An Urban Laboratory Exercise

Signing of Protocol of Intentions, Belo Horizonte, October 2007

slide20

Aims

►To develop collaborative action

►To actively engage participants in the process of decision-making

►To develop the capacity of participants to use this ‘learning’ in policy making for urban areas

slide21

The Simulation Exercise

►Relies on databases

►Often developed using computer programmes

►But needs ‘interpersonal’ role-playing

slide22

Assumptions

►Broad commitment of stakeholders

►Institutional support for low income housing in place - finance

►Involves collaboration between municipalities

►Limited course time means that a simplified outline proposal is needed

►Exercise will focus on relocation of 3 squatter areas

slide23

Project Request

►Federal and state government request

►Produce a strategic agenda in developing metro-wide response for provision of low-income housing

►Assume some form of ‘public consortia’

►Produce framework for implementing 3 squatter projects

slide24

Issues in Municipal Collaboration

►Disparities in resources of three municipalities

►Different goals of municipalities

►Need to understand spatial and structural features of the metropolitan housing and land market

►Issue of funding

►Multi-dimensional housing policy

slide25

The Housing Context of the Case Study

►Three municipalities:

(1) Core

(2) Peri-urban

(3) Periphery

►Three squatter areas:

(1) Core

(2) Peri-urban

(3) Periphery

slide27

Context

►Municipality B has land available for housing development

►Municipality A wants to upgrade squatter areas. Needs to relocate 20% squatter HH

►Municipality B wants to relocate squatters from existing site to new housing development

►Municipality C wants to relocate squatters because of environmental and health problems

slide28

Squatter Areas

►No. of households offered relocation = 10,000

►No. of households < poverty line = 4400

►No. of households of low & lower middle income = 5600

See Appendices 1 & 2

slide29

Aim of Project

  • 1. To offer voluntary relocation to 10,000 squatter households in housing development in municipality B
  • 2. To create ‘incentives’ for all stakeholders that will implement this project
  • 3. To use ‘public consortia’ law to facilitate the project
slide30

Organization

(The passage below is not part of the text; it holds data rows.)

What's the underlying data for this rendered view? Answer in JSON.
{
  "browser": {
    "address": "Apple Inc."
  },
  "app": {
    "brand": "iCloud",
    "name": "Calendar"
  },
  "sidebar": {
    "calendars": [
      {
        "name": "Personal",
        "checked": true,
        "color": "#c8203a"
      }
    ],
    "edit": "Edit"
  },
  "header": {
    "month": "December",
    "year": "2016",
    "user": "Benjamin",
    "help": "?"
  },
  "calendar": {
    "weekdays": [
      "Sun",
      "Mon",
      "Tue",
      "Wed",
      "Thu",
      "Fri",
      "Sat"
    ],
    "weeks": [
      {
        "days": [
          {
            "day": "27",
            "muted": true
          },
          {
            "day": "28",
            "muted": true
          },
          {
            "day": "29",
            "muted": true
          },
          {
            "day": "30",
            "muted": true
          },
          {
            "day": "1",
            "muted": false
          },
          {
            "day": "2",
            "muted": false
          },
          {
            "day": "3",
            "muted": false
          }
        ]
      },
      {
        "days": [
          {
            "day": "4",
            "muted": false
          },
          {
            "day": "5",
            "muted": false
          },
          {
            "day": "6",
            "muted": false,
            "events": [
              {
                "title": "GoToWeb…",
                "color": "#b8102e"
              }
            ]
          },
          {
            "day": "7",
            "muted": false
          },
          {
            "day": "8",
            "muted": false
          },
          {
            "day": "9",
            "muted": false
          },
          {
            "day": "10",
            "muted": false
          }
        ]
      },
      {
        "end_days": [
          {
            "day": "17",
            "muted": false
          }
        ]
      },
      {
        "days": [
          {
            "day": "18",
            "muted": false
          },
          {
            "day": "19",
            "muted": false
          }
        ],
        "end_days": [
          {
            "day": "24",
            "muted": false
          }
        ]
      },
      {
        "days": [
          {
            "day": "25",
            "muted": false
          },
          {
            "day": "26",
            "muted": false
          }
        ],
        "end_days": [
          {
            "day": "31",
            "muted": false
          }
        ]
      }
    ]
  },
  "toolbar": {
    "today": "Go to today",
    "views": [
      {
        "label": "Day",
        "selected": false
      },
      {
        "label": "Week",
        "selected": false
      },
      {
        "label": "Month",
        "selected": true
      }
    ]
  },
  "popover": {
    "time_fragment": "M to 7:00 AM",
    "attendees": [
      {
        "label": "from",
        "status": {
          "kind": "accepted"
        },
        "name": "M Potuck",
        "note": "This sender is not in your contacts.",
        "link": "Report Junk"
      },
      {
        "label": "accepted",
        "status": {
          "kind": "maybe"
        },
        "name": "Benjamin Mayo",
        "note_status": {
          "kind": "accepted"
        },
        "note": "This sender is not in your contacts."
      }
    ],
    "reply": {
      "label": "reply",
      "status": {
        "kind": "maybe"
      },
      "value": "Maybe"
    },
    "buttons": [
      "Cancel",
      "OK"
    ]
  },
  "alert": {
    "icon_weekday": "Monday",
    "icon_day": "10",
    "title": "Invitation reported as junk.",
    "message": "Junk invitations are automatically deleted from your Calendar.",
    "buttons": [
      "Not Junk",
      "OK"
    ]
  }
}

  • 1. Organize participants into three municipal-led teams:
  • - A (Core)
  • - B (Peri-urban)
  • - C (Periphery)
  • 2. Each team has representatives from:
  • - Municipal government
  • - Civil society
  • - Private sector
slide31

Timetable

Urban Laboratory Two (Saturday 12 April)

1.Work in Teams to prepare a ‘position paper’ for each municipality outlining each municipalities’ bargaining position.

2.This will be used as a basis for ‘negotiating’ and agreement between the three municipal teams in the ‘roundtable’ meeting of the three municipalities.

3. If time is available, the ‘roundtable’ will also prepare an ‘outline agenda’ for implementation of the project.

slide32

Timetable

  • Urban Laboratory Three (Monday 14 April)
  • 1. This laboratory will take the form of a roundtable
  • 2. The task will be to produce an outline statement of a Memorandum of Understanding to proceed with the project and draft an Agenda for Implementation
  • 3. Roundtable to be chaired by ‘Mayors’ of each municipality